About this exercise: Could you extract every entry below and reproduce it exactly?

Supplied data:
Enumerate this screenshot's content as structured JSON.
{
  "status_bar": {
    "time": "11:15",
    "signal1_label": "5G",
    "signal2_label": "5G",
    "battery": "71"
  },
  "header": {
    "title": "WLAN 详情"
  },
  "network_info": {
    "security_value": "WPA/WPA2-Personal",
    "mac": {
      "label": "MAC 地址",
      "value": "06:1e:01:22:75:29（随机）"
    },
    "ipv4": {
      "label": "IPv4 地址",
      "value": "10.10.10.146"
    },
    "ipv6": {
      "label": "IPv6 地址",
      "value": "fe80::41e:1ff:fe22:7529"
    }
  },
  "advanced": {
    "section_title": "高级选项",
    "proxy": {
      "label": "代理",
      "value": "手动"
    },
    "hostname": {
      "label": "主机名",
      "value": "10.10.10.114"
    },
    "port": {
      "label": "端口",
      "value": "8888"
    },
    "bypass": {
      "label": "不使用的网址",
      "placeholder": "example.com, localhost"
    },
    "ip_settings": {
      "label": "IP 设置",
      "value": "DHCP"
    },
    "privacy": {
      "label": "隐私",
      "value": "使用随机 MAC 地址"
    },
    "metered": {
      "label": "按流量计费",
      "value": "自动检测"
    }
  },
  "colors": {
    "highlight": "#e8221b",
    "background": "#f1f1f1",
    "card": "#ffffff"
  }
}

Finished exercise:
Enumerate this screenshot's content as structured JSON.
{
  "status_bar": {
    "time": "11:15",
    "signal1_label": "5G",
    "signal2_label": "5G",
    "battery": "71"
  },
  "header": {
    "title": "WLAN 详情"
  },
  "network_info": {
    "security_value": "WPA/WPA2-Personal",
    "mac": {
      "label": "MAC 地址",
      "value": "06:1e:01:22:75:29（随机）"
    },
    "ipv4": {
      "label": "IPv4 地址",
      "value": "10.10.10.146"
    },
    "ipv6": {
      "label": "IPv6 地址",
      "value": "fe80::41e:1ff:fe22:7529"
    }
  },
  "advanced": {
    "section_title": "高级选项",
    "proxy": {
      "label": "代理",
      "value": "手动"
    },
    "hostname": {
      "label": "主机名",
      "value": "10.10.10.114"
    },
    "port": {
      "label": "端口",
      "value": "8888"
    },
    "bypass": {
      "label": "不使用的网址",
      "placeholder": "example.com, localhost"
    },
    "ip_settings": {
      "label": "IP 设置",
      "value": "DHCP"
    },
    "privacy": {
      "label": "隐私",
      "value": "使用随机 MAC 地址"
    },
    "metered": {
      "label": "按流量计费",
      "value": "自动检测"
    }
  },
  "colors": {
    "highlight": "#e8221b",
    "background": "#f1f1f1",
    "card": "#ffffff"
  }
}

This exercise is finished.